Ellipsis in Japanese
In Japanese manga, the ellipsis by itself represents speechlessness, usually as an admission of guilt or a response to being dumbfounded as a result of something that another person has just said or done. The dots may be vertical or horizontal in stacking, and there may be more than one row/column.
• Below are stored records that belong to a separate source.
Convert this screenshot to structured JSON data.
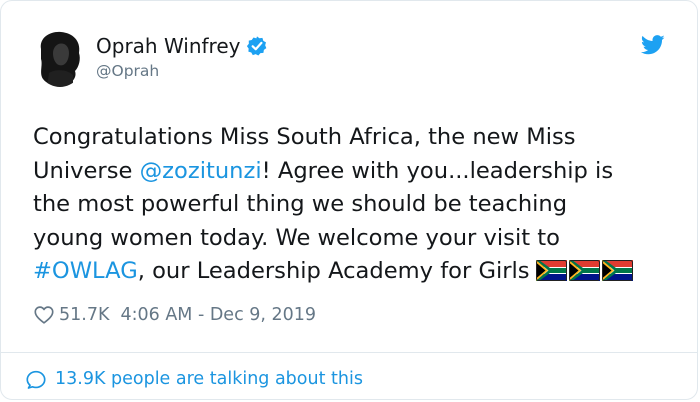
{
  "author": {
    "display_name": "Oprah Winfrey",
    "handle": "@Oprah",
    "verified": true,
    "avatar_icon": "profile-photo"
  },
  "tweet": {
    "lines": [
      [
        {
          "text": "Congratulations Miss South Africa, the new Miss",
          "type": "text"
        }
      ],
      [
        {
          "text": "Universe ",
          "type": "text"
        },
        {
          "text": "@zozitunzi",
          "type": "mention"
        },
        {
          "text": "! Agree with you...leadership is",
          "type": "text"
        }
      ],
      [
        {
          "text": "the most powerful thing we should be teaching",
          "type": "text"
        }
      ],
      [
        {
          "text": "young women today. We welcome your visit to",
          "type": "text"
        }
      ],
      [
        {
          "text": "#OWLAG",
          "type": "hashtag"
        },
        {
          "text": ", our Leadership Academy for Girls",
          "type": "text"
        }
      ]
    ],
    "emoji": [
      "south-africa-flag",
      "south-africa-flag",
      "south-africa-flag"
    ]
  },
  "meta": {
    "likes": "51.7K",
    "timestamp": "4:06 AM - Dec 9, 2019"
  },
  "footer": {
    "talking_text": "13.9K people are talking about this"
  },
  "colors": {
    "link": "#1b95e0",
    "text": "#14171a",
    "secondary": "#657786",
    "verified_badge": "#1da1f2",
    "twitter_bird": "#1da1f2",
    "border": "#e1e8ed"
  },
  "icons": {
    "verified": "verified-badge-icon",
    "brand": "twitter-bird-icon",
    "like": "heart-icon",
    "reply": "speech-bubble-icon"
  }
}
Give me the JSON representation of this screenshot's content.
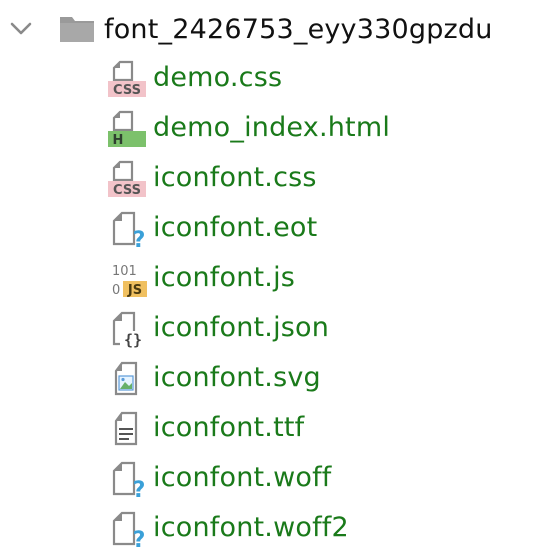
{
  "colors": {
    "file_text": "#1a7a1a",
    "folder_text": "#111111",
    "icon_grey": "#7d7d7d",
    "css_badge_bg": "#f2c3c9",
    "css_badge_text": "#5a5a5a",
    "html_badge_bg": "#7cc16b",
    "js_badge_bg": "#f0c060",
    "question_blue": "#3aa0d8"
  },
  "folder": {
    "icon": "folder-icon",
    "toggle_icon": "chevron-down-icon",
    "name": "font_2426753_eyy330gpzdu"
  },
  "files": [
    {
      "name": "demo.css",
      "icon": "css-file-icon",
      "badge": "CSS"
    },
    {
      "name": "demo_index.html",
      "icon": "html-file-icon",
      "badge": "H"
    },
    {
      "name": "iconfont.css",
      "icon": "css-file-icon",
      "badge": "CSS"
    },
    {
      "name": "iconfont.eot",
      "icon": "unknown-file-icon",
      "badge": "?"
    },
    {
      "name": "iconfont.js",
      "icon": "js-file-icon",
      "badge": "JS",
      "top_text": "101",
      "side_text": "0"
    },
    {
      "name": "iconfont.json",
      "icon": "json-file-icon",
      "badge": "{}"
    },
    {
      "name": "iconfont.svg",
      "icon": "image-file-icon"
    },
    {
      "name": "iconfont.ttf",
      "icon": "text-file-icon"
    },
    {
      "name": "iconfont.woff",
      "icon": "unknown-file-icon",
      "badge": "?"
    },
    {
      "name": "iconfont.woff2",
      "icon": "unknown-file-icon",
      "badge": "?"
    }
  ]
}
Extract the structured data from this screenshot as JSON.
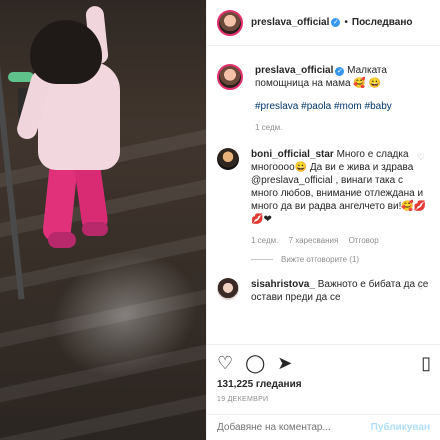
{
  "post": {
    "username": "preslava_official",
    "follow_label": "Последвано",
    "dot": "•"
  },
  "caption": {
    "username": "preslava_official",
    "text": "Малката помощница на мама 🥰 😀",
    "hashtags": "#preslava #paola #mom #baby",
    "time": "1 седм."
  },
  "comments": [
    {
      "username": "boni_official_star",
      "text": "Много е сладка многоооо😀 Да ви е жива и здрава @preslava_official , винаги така с много любов, внимание отлеждана и много да ви радва ангелчето ви!🥰💋💋❤",
      "time": "1 седм.",
      "likes": "7 харесвания",
      "reply": "Отговор",
      "view_replies": "Вижте отговорите (1)"
    },
    {
      "username": "sisahristova_",
      "text": "Важното е бибата да се остави преди да се"
    }
  ],
  "actions": {
    "likes": "131,225 гледания",
    "date": "19 ДЕКЕМВРИ"
  },
  "comment_box": {
    "placeholder": "Добавяне на коментар...",
    "publish": "Публикуван"
  },
  "icons": {
    "heart": "heart-icon",
    "comment": "comment-icon",
    "share": "share-icon",
    "bookmark": "bookmark-icon",
    "more": "more-icon"
  }
}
The growing popularity of manga worldwide has extended this convention beyond the borders of Japan.
In writing, the ellipsis is six dots (in two groups of three dots). The dots can be either on the baseline or centred within the baseline and the ascender when horizontal; the dots are centred horizontally when vertical.
Ellipsis in Chinese
In Chinese, the ellipsis is six dots (in two groups of three dots, occupying two-character width). The dots are always centred within the baseline and the ascender when horizontal, but on the baseline are also accepted today; and centred horizontally when vertical.
Ellipsis in mathematics
The centred ellipsis is also often used in mathematics to mean “and so forth,” e.g.,
means the sum of all natural numbers from 1 to 100. However, it is not a formally defined mathematical symbol. These dots should never be used unless the pattern to be followed is clear. Another example is the set of zeroes of the cosine function.
Ellipsis in programming
void func(const char* str, ...);
The above function in C could then be called with different types and numbers of parameters such as:
func("input string", 5, 10, 15);
func("input string", "another string", 0.5);
Most programming languages require the ellipsis to be written as a series of periods; a single ellipsis character cannot be used.
Ellipsis in computing
- For general use:
- For use in mathematics:
- Vertical ellipsis, at code point 22EE
- Midline horizontal ellipsis, at code point 22EF
- Up right diagonal ellipsis, at code point 22F0
- Down right diagonal ellipsis, at code point 22F1
Unicode recognizes a series of three period characters (period being code point 002E, hexadecimal) as being a valid equivalent to the horizontal ellipsis character.
The horizontal ellipsis character may be represented in HTML by the entity reference
…. Alternatively, in HTML, XML, and SGML, a numeric character reference such as
… can be used.
The horizontal ellipsis character also appears in the following older character maps:
- in IBM/MS-DOS Code page 874, as byte 85 (hexadecimal)
- in Windows-1250 through Windows-1258, as byte 85 (hexadecimal)
- in Mac-Roman and Mac-CentEuro as byte C9 (hexadecimal)
- in Ventura International encoding as byte C1 (hexadecimal)
As with all characters, especially those outside of the ASCII range, the author, sender and receiver of an encoded ellipsis must be in agreement upon what bytes are being used to represent the character. Naïve text processing software may improperly assume that a particular encoding is being used, resulting in mistranslation.
In a user interface, ... after a command means that the user needs to enter extra information before the command can execute.
Types of ellipsis in typography
- a lower ellipsis \ldots
- a centred ellipsis \cdots
- a diagonal ellipsis \ddots
- a vertical ellipsis \vdots
Ellipsis as a Rhetorical Device
An ellipsis is also a rhetorical figure of speech, the omission of a word or words required by strict grammatical rules but not by sense. The missing words are implied by the context. The aposiopesis is special form of rhetorical ellipsis.
Typical examples of this are:
- Pat embraces Meredith, and Meredith, Pat,
- in which the second instance of the word embraces is implied rather than explicit.
- Pat embraces Meredith, and Meredith, Pat,
- And so to bed,
- which appears on several occasions in the diary of Samuel Pepys, meaning and so I went to bed.
- And so to bed,
- Is there for honest Poverty
- That hings his head, an' a' that;
- from the opening of a poem by Robert Burns. Burns is asking:
- Is there an honest man among us who hangs his head, and otherwise cringes, because of his Poverty?
It is also used in film, when viewers are shown the beginning of the action and its end and are left to guess what happens in between.bg:Многоточие de:Auslassungspunkte nl:Beletselteken pt:Reticências ru:Многоточие fi:Kolme pistettä zh:省略号